What Is a Lottery?

state lottery

Lottery Definition

The state lottery is a game of chance operated by the state government. The purpose of the lottery is to provide revenue for a state, and to pay off debts or other expenses that are incurred by the state. The amount of money taken in and returned to the state usually depends on a number of factors, including the size of the jackpot, ticket sales and administrative costs.

Supporters of lotteries argue that they are a way for taxpayers to support their state government without having to increase taxes. In an era of dwindling federal subsidies to states, these supporters say that the state lottery is the only viable alternative to raising taxes, which they see as unfair and unconstitutional.

In addition, they say that state lottery funds are earmarked for specific programs.

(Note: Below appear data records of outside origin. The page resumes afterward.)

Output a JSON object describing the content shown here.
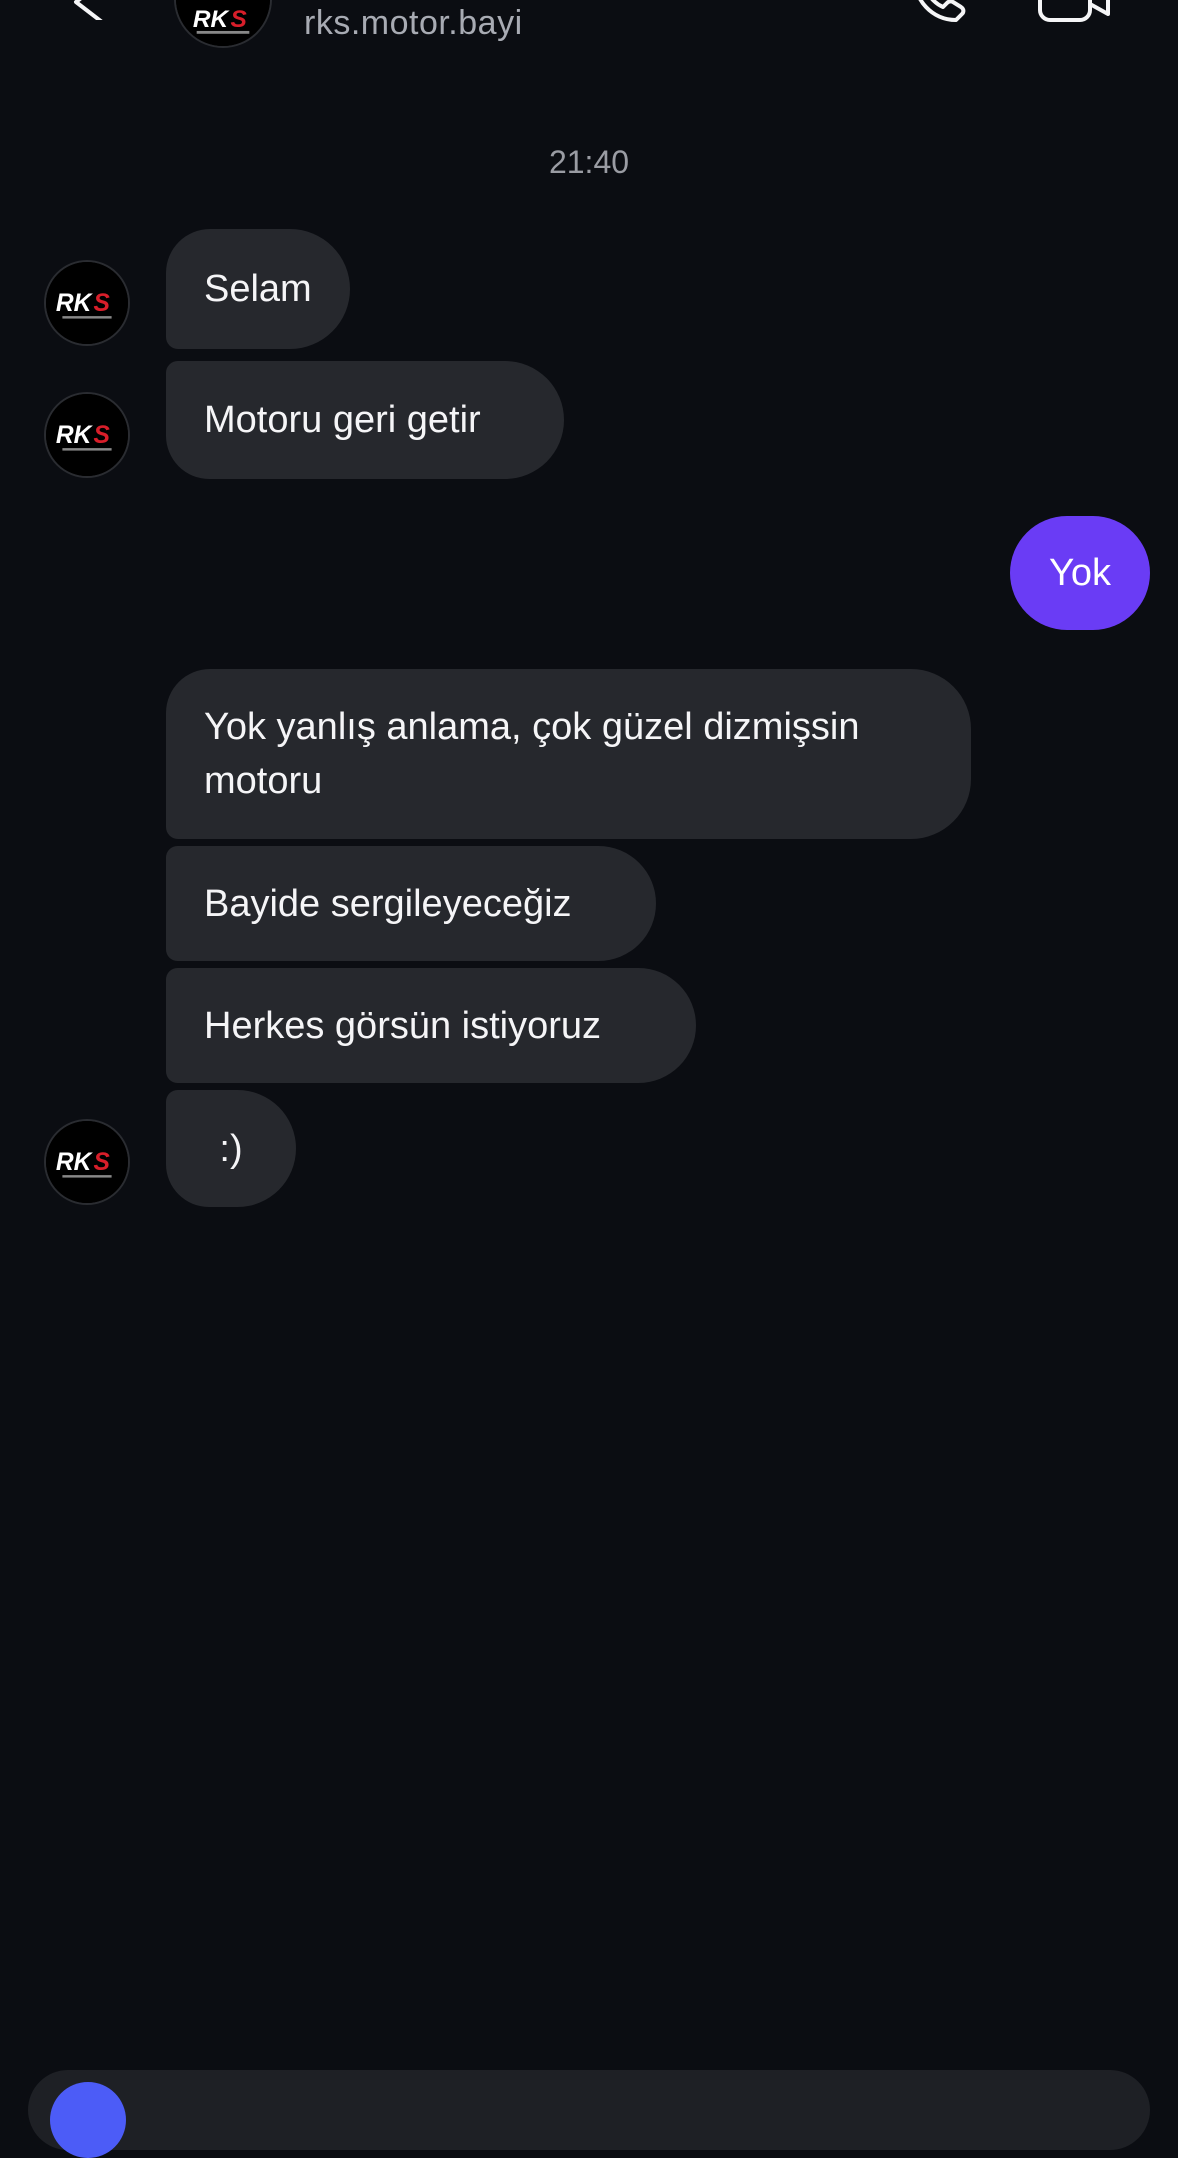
{
  "header": {
    "username": "rks.motor.bayi",
    "back_icon": "chevron-left-icon",
    "call_icon": "phone-icon",
    "video_icon": "video-camera-icon"
  },
  "thread": {
    "timestamp": "21:40",
    "messages": [
      {
        "from": "them",
        "text": "Selam"
      },
      {
        "from": "them",
        "text": "Motoru geri getir"
      },
      {
        "from": "me",
        "text": "Yok"
      },
      {
        "from": "them",
        "text": "Yok yanlış anlama, çok güzel dizmişsin motoru"
      },
      {
        "from": "them",
        "text": "Bayide sergileyeceğiz"
      },
      {
        "from": "them",
        "text": "Herkes görsün istiyoruz"
      },
      {
        "from": "them",
        "text": ":)"
      }
    ]
  },
  "colors": {
    "background": "#0b0d12",
    "incoming_bubble": "#26282d",
    "outgoing_bubble": "#6a3cf5",
    "accent": "#4c5cf7"
  }
}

For example, Kentucky lottery proceeds are used to fund college scholarships. However, a Howard Center analysis of 2020 state scholarship data shows that fewer Black students were awarded scholarships using lottery funds than White students.

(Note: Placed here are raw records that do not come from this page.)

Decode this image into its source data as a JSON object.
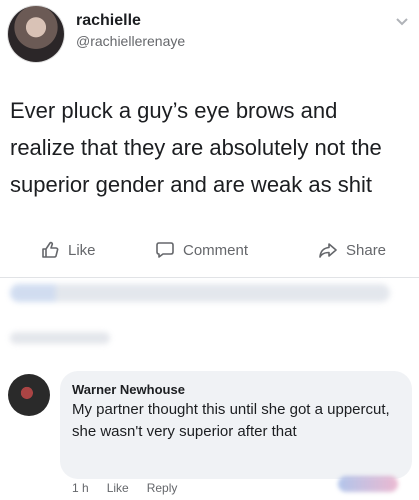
{
  "post": {
    "username": "rachielle",
    "handle": "@rachiellerenaye",
    "text": "Ever pluck a guy’s eye brows and realize that they are absolutely not the superior gender and are weak as shit",
    "actions": {
      "like": "Like",
      "comment": "Comment",
      "share": "Share"
    }
  },
  "comment": {
    "author": "Warner Newhouse",
    "text": "My partner thought this until she got a uppercut, she wasn't very superior after that",
    "meta": {
      "time": "1 h",
      "like": "Like",
      "reply": "Reply"
    }
  },
  "icons": {
    "like": "thumbs-up-icon",
    "comment": "comment-bubble-icon",
    "share": "share-arrow-icon",
    "menu": "chevron-down-icon"
  }
}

Critics, in turn, claim that lottery revenues are a major regressive tax on lower-income individuals and have been shown to promote addictive gambling behavior. They also argue that state lottery agencies have a conflict of interest in their promotion of gambling, as they are profiting from gambling while at the same time trying to protect citizens from addictions and other social problems.

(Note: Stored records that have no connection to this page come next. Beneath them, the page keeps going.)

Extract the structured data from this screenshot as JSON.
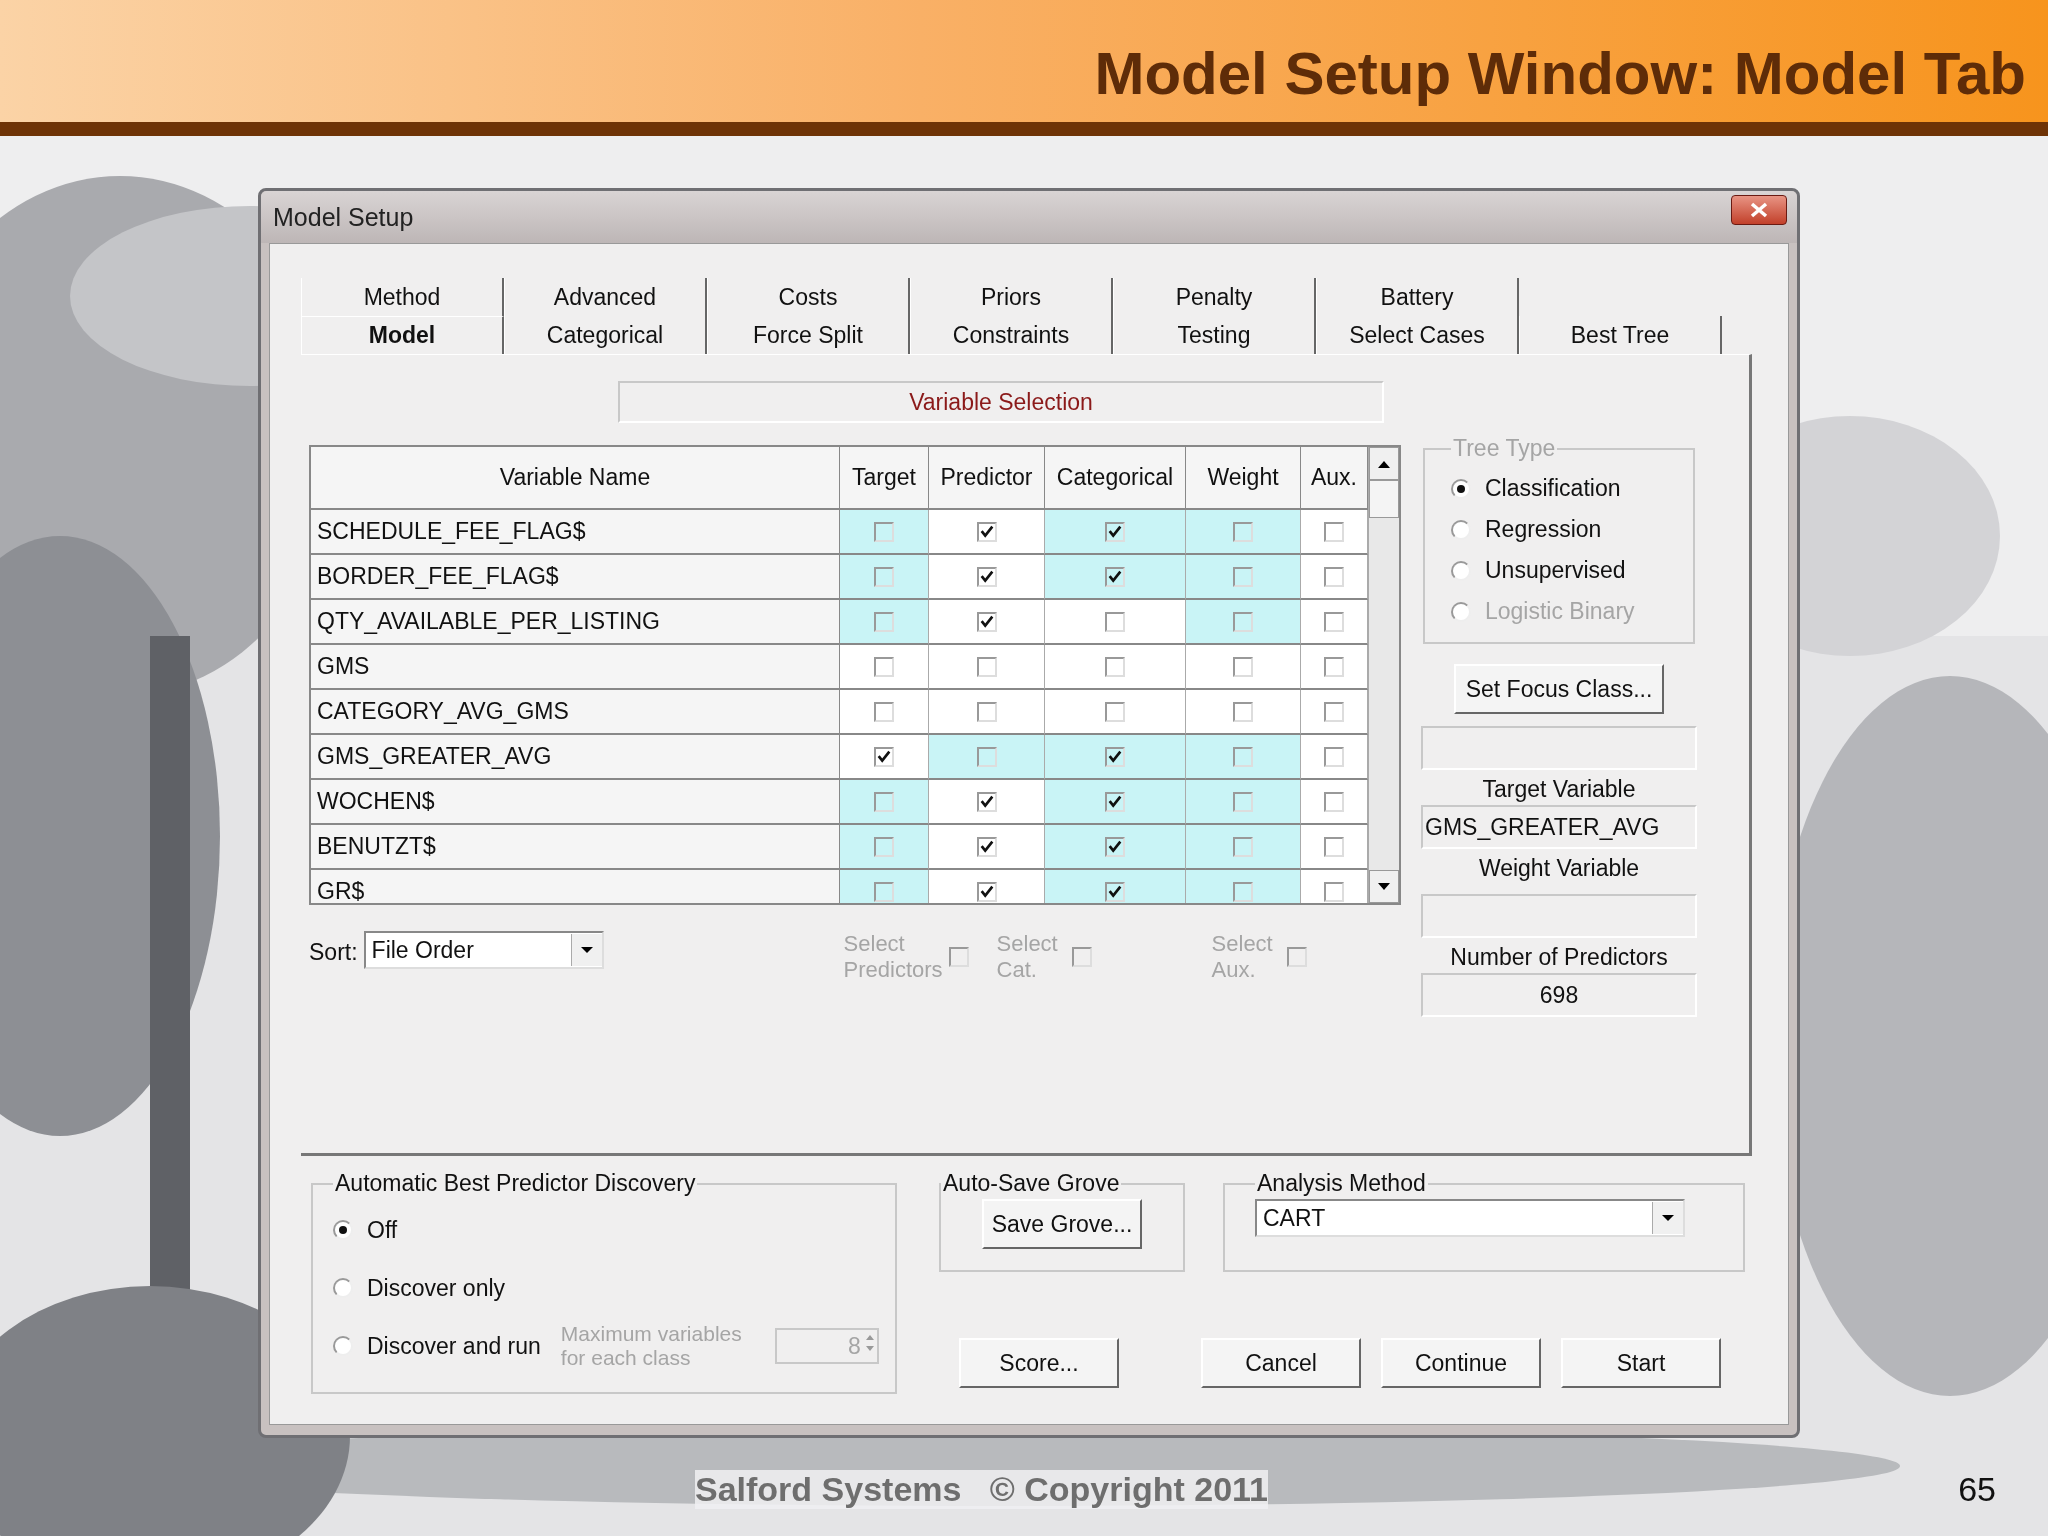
{
  "slide_title": "Model Setup Window: Model Tab",
  "window": {
    "title": "Model Setup"
  },
  "tabs": [
    [
      {
        "label": "Method",
        "selected": false
      },
      {
        "label": "Advanced",
        "selected": false
      },
      {
        "label": "Costs",
        "selected": false
      },
      {
        "label": "Priors",
        "selected": false
      },
      {
        "label": "Penalty",
        "selected": false
      },
      {
        "label": "Battery",
        "selected": false
      }
    ],
    [
      {
        "label": "Model",
        "selected": true
      },
      {
        "label": "Categorical",
        "selected": false
      },
      {
        "label": "Force Split",
        "selected": false
      },
      {
        "label": "Constraints",
        "selected": false
      },
      {
        "label": "Testing",
        "selected": false
      },
      {
        "label": "Select Cases",
        "selected": false
      },
      {
        "label": "Best Tree",
        "selected": false
      }
    ]
  ],
  "section_title": "Variable Selection",
  "table": {
    "columns": [
      "Variable Name",
      "Target",
      "Predictor",
      "Categorical",
      "Weight",
      "Aux."
    ],
    "rows": [
      {
        "name": "SCHEDULE_FEE_FLAG$",
        "cells": [
          {
            "checked": false,
            "highlighted": true
          },
          {
            "checked": true,
            "highlighted": false
          },
          {
            "checked": true,
            "highlighted": true
          },
          {
            "checked": false,
            "highlighted": true
          },
          {
            "checked": false,
            "highlighted": false
          }
        ]
      },
      {
        "name": "BORDER_FEE_FLAG$",
        "cells": [
          {
            "checked": false,
            "highlighted": true
          },
          {
            "checked": true,
            "highlighted": false
          },
          {
            "checked": true,
            "highlighted": true
          },
          {
            "checked": false,
            "highlighted": true
          },
          {
            "checked": false,
            "highlighted": false
          }
        ]
      },
      {
        "name": "QTY_AVAILABLE_PER_LISTING",
        "cells": [
          {
            "checked": false,
            "highlighted": true
          },
          {
            "checked": true,
            "highlighted": false
          },
          {
            "checked": false,
            "highlighted": false
          },
          {
            "checked": false,
            "highlighted": true
          },
          {
            "checked": false,
            "highlighted": false
          }
        ]
      },
      {
        "name": "GMS",
        "cells": [
          {
            "checked": false,
            "highlighted": false
          },
          {
            "checked": false,
            "highlighted": false
          },
          {
            "checked": false,
            "highlighted": false
          },
          {
            "checked": false,
            "highlighted": false
          },
          {
            "checked": false,
            "highlighted": false
          }
        ]
      },
      {
        "name": "CATEGORY_AVG_GMS",
        "cells": [
          {
            "checked": false,
            "highlighted": false
          },
          {
            "checked": false,
            "highlighted": false
          },
          {
            "checked": false,
            "highlighted": false
          },
          {
            "checked": false,
            "highlighted": false
          },
          {
            "checked": false,
            "highlighted": false
          }
        ]
      },
      {
        "name": "GMS_GREATER_AVG",
        "cells": [
          {
            "checked": true,
            "highlighted": false
          },
          {
            "checked": false,
            "highlighted": true
          },
          {
            "checked": true,
            "highlighted": true
          },
          {
            "checked": false,
            "highlighted": true
          },
          {
            "checked": false,
            "highlighted": false
          }
        ]
      },
      {
        "name": "WOCHEN$",
        "cells": [
          {
            "checked": false,
            "highlighted": true
          },
          {
            "checked": true,
            "highlighted": false
          },
          {
            "checked": true,
            "highlighted": true
          },
          {
            "checked": false,
            "highlighted": true
          },
          {
            "checked": false,
            "highlighted": false
          }
        ]
      },
      {
        "name": "BENUTZT$",
        "cells": [
          {
            "checked": false,
            "highlighted": true
          },
          {
            "checked": true,
            "highlighted": false
          },
          {
            "checked": true,
            "highlighted": true
          },
          {
            "checked": false,
            "highlighted": true
          },
          {
            "checked": false,
            "highlighted": false
          }
        ]
      },
      {
        "name": "GR$",
        "cells": [
          {
            "checked": false,
            "highlighted": true
          },
          {
            "checked": true,
            "highlighted": false
          },
          {
            "checked": true,
            "highlighted": true
          },
          {
            "checked": false,
            "highlighted": true
          },
          {
            "checked": false,
            "highlighted": false
          }
        ]
      }
    ]
  },
  "sort": {
    "label": "Sort:",
    "value": "File Order"
  },
  "select_options": [
    {
      "label": "Select Predictors",
      "checked": false,
      "disabled": true
    },
    {
      "label": "Select Cat.",
      "checked": false,
      "disabled": true
    },
    {
      "label": "Select Aux.",
      "checked": false,
      "disabled": true
    }
  ],
  "tree_type": {
    "title": "Tree Type",
    "disabled": true,
    "options": [
      {
        "label": "Classification",
        "selected": true,
        "disabled": false
      },
      {
        "label": "Regression",
        "selected": false,
        "disabled": false
      },
      {
        "label": "Unsupervised",
        "selected": false,
        "disabled": false
      },
      {
        "label": "Logistic Binary",
        "selected": false,
        "disabled": true
      }
    ]
  },
  "set_focus_button": "Set Focus Class...",
  "target_variable": {
    "label": "Target Variable",
    "value": "GMS_GREATER_AVG"
  },
  "weight_variable": {
    "label": "Weight Variable"
  },
  "number_of_predictors": {
    "label": "Number of Predictors",
    "value": "698"
  },
  "discovery": {
    "title": "Automatic Best Predictor Discovery",
    "options": [
      {
        "label": "Off",
        "selected": true
      },
      {
        "label": "Discover only",
        "selected": false
      },
      {
        "label": "Discover and run",
        "selected": false
      }
    ],
    "max_label": "Maximum variables for each class",
    "max_value": "8"
  },
  "auto_save": {
    "title": "Auto-Save Grove",
    "button": "Save Grove..."
  },
  "analysis_method": {
    "title": "Analysis Method",
    "value": "CART"
  },
  "buttons": [
    "Score...",
    "Cancel",
    "Continue",
    "Start"
  ],
  "footer": {
    "text": "Salford Systems   © Copyright 2011",
    "page": "65"
  }
}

Moreover, a recent report by the Institute for Policy Studies finds that many of the people who are drawn to the state lottery end up in financial distress due to the increased income and spending that come with winning big. These are not only the people who will spend their prize money, but also those who have lost jobs or homes and those who have been arrested and charged with crimes related to gambling.